• [Provided data]:
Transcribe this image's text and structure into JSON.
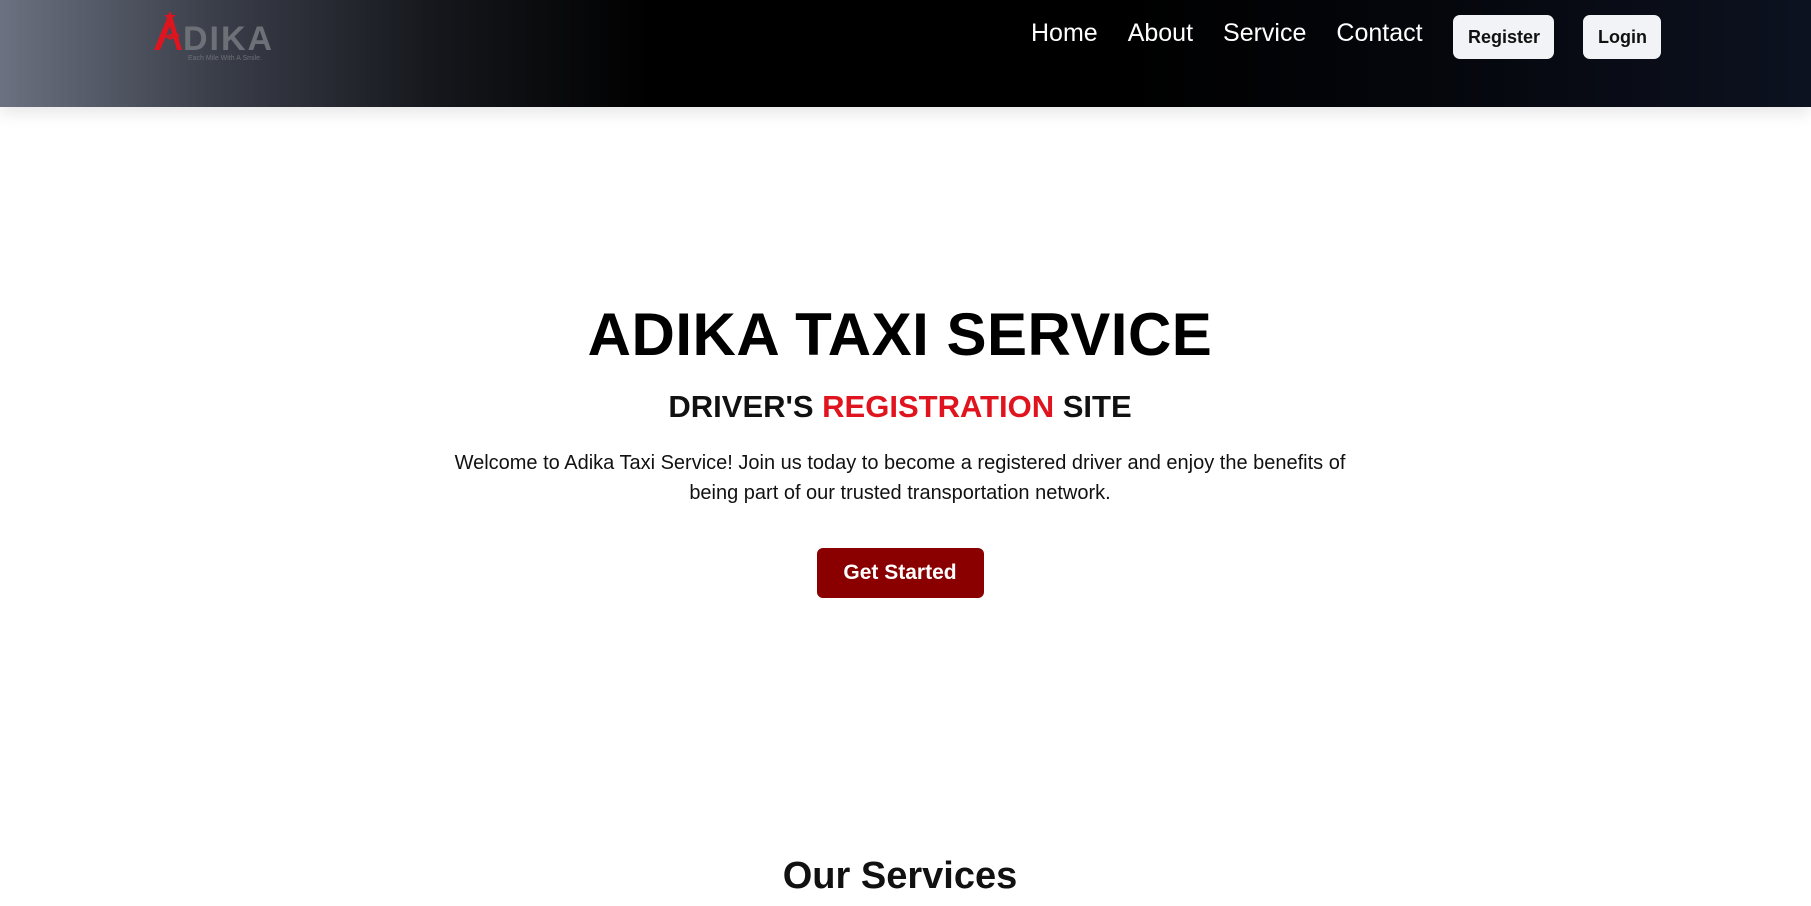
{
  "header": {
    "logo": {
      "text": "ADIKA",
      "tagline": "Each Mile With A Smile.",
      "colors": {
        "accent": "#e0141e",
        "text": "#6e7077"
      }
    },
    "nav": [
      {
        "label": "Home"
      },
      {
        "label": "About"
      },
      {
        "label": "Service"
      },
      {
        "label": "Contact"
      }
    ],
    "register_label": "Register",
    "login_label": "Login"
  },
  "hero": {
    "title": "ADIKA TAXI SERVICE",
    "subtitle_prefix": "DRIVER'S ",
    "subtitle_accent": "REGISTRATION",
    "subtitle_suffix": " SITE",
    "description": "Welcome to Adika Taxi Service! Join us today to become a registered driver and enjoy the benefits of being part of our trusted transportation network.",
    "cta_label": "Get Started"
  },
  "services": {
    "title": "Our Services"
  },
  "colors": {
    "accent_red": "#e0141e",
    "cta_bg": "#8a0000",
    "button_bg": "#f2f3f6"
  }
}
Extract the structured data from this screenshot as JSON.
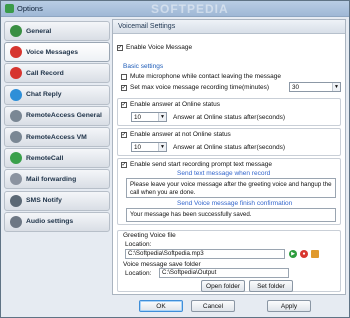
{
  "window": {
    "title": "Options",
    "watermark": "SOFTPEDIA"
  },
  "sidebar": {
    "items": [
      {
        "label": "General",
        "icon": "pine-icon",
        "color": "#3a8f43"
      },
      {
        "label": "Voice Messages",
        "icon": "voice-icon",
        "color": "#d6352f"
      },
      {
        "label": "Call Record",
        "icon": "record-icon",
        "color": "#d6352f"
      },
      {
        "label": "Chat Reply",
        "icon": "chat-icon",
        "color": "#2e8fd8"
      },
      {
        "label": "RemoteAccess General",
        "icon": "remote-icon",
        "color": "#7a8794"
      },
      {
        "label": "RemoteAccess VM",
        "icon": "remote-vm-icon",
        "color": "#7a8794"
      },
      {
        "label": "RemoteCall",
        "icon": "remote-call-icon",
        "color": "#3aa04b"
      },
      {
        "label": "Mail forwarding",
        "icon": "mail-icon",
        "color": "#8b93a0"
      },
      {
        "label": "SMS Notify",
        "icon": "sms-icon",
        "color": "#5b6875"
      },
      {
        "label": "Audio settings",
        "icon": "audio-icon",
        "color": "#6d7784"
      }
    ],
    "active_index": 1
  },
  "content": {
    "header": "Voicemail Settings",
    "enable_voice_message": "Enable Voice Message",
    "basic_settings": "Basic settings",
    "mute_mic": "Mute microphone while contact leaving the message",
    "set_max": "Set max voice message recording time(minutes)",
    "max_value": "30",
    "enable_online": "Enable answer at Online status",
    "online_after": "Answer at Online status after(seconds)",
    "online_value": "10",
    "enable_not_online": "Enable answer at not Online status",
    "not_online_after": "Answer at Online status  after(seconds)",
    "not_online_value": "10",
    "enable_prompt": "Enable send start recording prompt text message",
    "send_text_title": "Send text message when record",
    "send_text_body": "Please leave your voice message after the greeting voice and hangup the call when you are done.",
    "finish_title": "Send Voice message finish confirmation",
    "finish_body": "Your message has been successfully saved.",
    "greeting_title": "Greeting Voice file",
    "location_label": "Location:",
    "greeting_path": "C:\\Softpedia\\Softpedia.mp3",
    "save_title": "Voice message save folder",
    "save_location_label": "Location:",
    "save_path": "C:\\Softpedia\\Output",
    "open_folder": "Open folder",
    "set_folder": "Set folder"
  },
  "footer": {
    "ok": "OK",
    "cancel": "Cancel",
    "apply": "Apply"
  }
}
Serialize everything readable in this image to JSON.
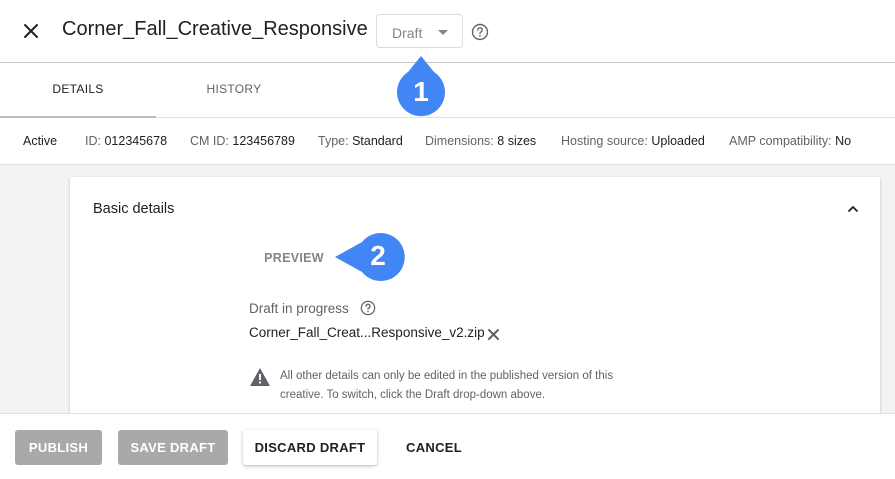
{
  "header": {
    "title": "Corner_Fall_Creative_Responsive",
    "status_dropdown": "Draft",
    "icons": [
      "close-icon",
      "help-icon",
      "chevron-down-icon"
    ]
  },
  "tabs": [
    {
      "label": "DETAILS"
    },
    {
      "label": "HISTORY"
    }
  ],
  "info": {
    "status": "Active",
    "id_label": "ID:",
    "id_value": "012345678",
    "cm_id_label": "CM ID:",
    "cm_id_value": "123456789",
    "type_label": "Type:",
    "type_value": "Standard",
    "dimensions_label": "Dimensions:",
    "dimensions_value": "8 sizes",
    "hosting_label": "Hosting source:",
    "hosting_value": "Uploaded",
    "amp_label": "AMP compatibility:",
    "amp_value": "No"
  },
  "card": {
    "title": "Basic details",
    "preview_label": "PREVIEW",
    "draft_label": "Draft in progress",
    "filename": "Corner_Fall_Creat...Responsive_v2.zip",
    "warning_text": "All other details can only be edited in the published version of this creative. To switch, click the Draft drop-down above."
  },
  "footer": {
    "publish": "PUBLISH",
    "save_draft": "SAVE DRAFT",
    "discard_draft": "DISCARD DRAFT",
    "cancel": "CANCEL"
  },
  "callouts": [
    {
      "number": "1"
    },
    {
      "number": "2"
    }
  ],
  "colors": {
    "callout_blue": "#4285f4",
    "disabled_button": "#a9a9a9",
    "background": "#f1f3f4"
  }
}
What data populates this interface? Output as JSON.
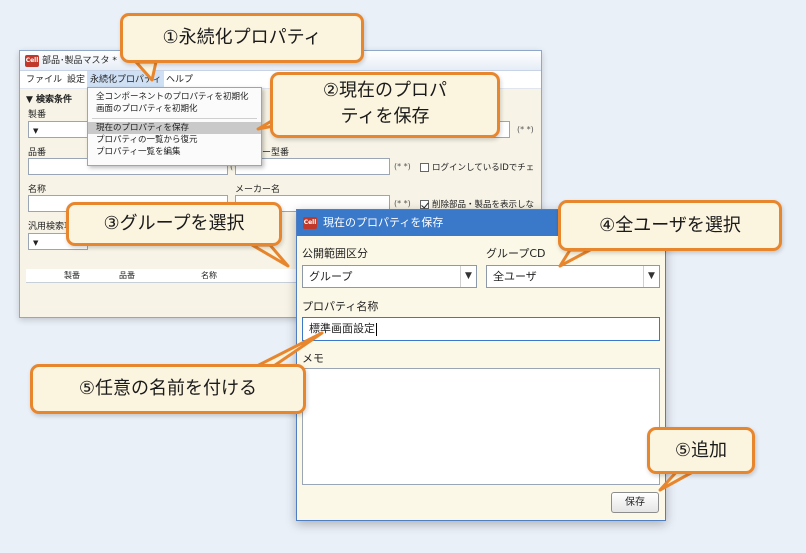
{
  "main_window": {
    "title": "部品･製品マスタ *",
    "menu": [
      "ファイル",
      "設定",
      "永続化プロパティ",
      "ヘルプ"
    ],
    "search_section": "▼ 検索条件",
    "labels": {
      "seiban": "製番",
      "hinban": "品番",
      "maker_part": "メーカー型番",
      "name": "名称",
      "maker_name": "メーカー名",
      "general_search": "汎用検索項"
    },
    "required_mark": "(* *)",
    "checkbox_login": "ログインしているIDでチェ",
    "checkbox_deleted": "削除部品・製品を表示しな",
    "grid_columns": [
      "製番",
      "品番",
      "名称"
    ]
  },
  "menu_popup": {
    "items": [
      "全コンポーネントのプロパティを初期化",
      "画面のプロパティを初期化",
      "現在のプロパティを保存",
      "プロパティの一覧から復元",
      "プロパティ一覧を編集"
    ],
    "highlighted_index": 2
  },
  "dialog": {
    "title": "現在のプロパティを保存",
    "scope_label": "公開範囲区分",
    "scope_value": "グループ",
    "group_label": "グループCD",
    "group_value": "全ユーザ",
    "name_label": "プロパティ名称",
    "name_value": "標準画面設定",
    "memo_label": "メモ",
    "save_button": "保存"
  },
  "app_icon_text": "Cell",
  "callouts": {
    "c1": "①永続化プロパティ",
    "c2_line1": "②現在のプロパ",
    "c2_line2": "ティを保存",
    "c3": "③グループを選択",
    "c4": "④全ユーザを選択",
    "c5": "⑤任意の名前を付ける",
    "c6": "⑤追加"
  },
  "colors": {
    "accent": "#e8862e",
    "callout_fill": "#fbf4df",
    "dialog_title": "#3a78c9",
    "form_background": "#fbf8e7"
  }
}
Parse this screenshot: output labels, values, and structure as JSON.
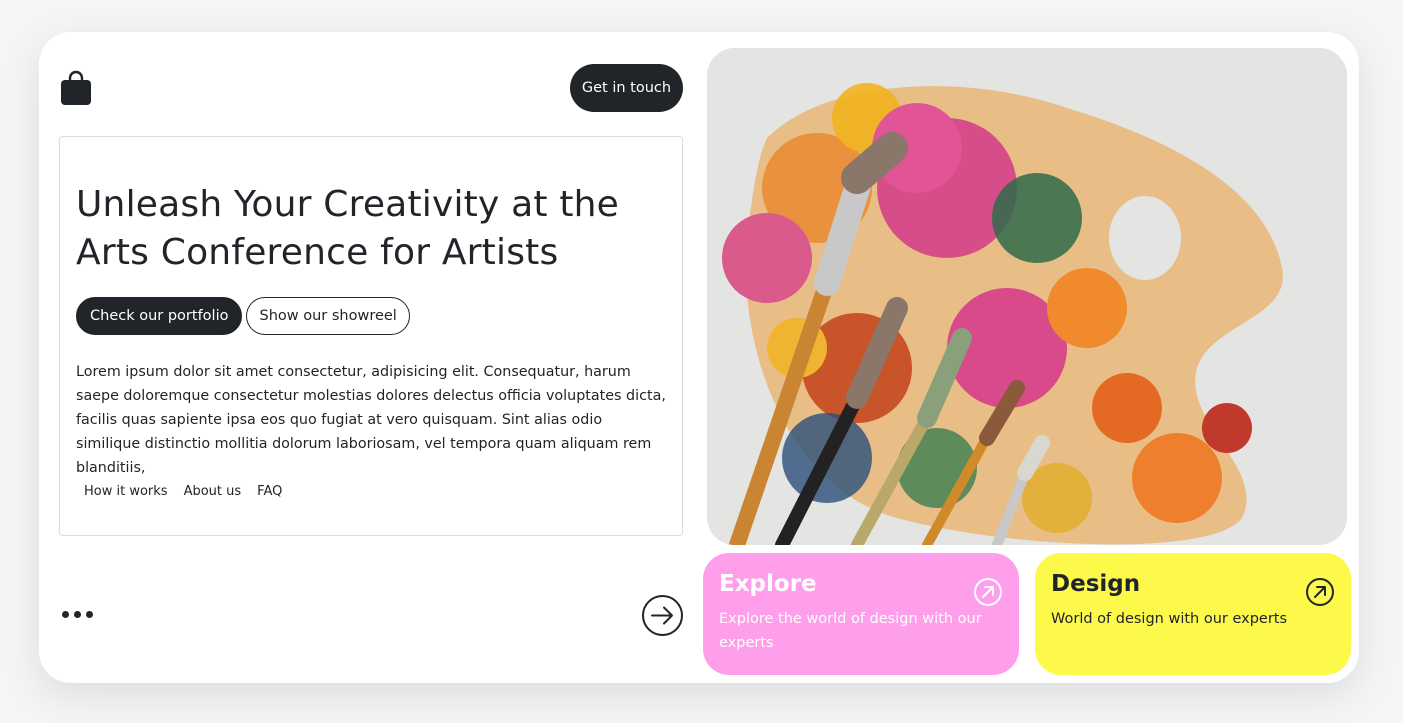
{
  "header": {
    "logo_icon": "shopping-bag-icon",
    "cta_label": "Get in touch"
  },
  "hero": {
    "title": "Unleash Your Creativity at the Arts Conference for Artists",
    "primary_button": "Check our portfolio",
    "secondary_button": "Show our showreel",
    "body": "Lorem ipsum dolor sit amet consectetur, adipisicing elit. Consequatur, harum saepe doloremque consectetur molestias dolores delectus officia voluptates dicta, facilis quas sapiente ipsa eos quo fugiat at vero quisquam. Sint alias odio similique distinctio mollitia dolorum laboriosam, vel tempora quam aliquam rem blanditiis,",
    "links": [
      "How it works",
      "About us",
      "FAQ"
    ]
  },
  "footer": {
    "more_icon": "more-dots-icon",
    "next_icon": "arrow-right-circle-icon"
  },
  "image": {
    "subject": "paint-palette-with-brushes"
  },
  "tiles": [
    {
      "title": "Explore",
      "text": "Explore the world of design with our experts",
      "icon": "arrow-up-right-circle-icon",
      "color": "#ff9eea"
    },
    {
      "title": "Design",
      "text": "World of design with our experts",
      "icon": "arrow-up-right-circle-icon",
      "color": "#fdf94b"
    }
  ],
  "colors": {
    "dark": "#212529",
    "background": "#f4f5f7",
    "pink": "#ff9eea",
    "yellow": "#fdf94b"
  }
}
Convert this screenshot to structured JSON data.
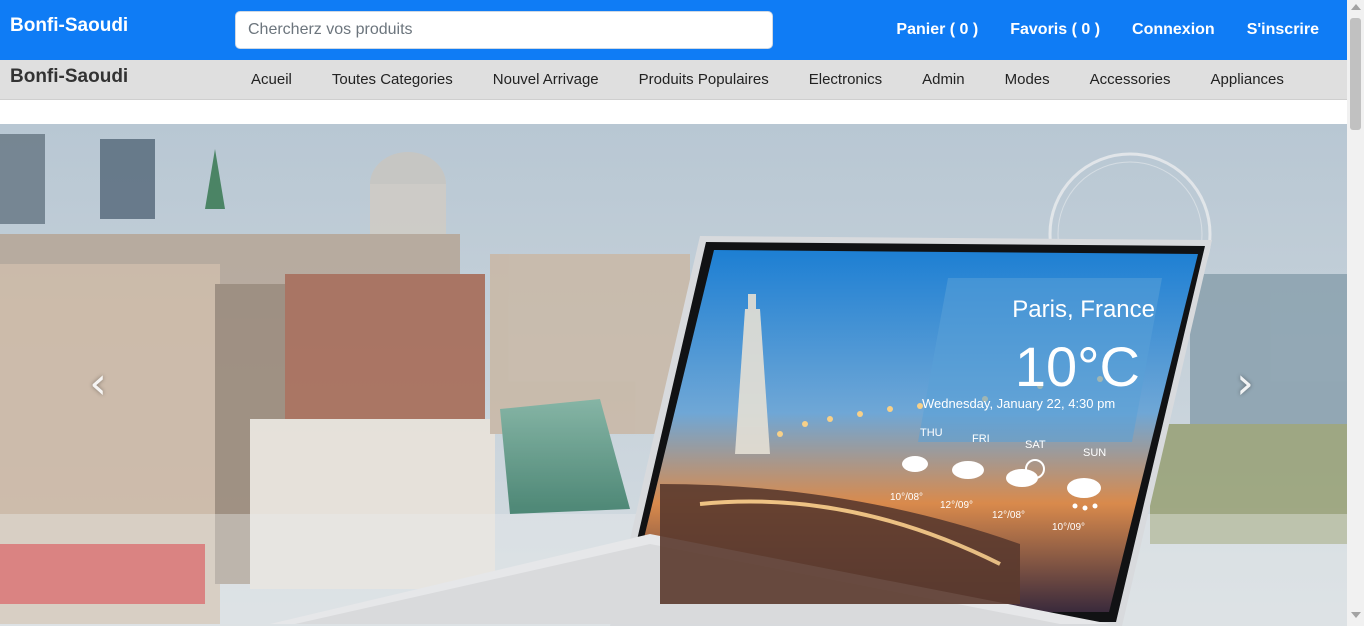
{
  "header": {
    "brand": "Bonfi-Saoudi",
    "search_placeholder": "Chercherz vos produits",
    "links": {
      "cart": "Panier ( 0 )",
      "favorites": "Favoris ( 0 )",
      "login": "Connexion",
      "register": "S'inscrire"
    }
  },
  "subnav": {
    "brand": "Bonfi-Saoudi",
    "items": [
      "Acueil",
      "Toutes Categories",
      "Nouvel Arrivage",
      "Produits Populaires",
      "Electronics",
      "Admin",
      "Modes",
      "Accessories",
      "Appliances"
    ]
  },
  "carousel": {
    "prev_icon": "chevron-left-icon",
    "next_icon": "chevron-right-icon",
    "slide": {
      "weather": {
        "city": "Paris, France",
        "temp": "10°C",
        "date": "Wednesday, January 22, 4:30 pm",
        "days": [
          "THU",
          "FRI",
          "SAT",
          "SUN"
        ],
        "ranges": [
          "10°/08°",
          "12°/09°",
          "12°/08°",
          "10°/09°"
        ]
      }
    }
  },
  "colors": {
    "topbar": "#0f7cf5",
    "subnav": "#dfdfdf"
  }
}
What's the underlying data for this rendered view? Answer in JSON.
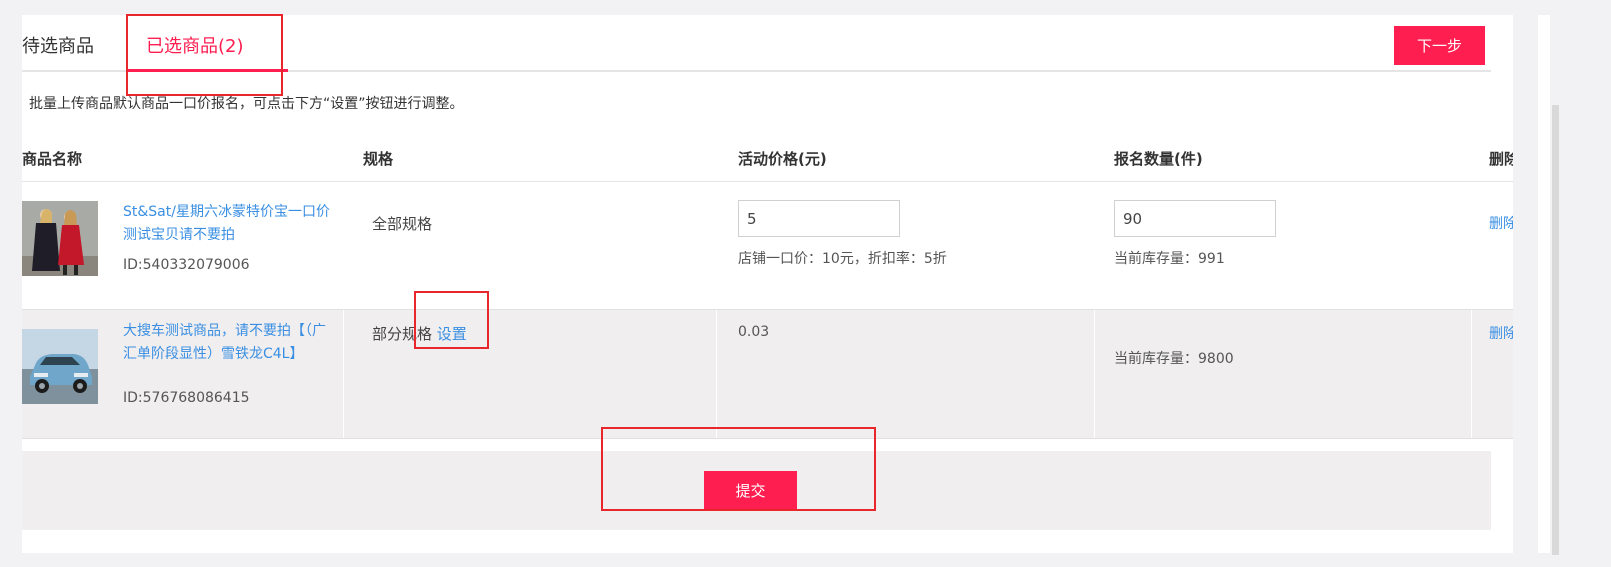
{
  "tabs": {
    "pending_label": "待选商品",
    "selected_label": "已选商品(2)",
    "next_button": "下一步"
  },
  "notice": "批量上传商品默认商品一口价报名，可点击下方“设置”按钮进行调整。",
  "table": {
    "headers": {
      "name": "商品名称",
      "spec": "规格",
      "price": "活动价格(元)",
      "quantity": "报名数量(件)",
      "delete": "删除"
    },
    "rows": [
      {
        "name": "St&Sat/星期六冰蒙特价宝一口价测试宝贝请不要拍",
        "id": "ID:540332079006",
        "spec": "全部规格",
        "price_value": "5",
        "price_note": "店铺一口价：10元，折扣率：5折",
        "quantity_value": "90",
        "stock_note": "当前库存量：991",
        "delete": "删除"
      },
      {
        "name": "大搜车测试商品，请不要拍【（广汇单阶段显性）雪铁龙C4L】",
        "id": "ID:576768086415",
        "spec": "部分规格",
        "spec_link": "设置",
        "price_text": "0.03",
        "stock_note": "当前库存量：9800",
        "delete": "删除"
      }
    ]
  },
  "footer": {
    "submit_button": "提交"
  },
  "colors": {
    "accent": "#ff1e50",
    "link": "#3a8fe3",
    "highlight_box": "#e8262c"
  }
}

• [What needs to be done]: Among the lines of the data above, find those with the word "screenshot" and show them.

• [Answer space]:
Extract the structured data from this screenshot as JSON.
Parse this screenshot: output labels, values, and structure as JSON.
Convert this screenshot to structured JSON data.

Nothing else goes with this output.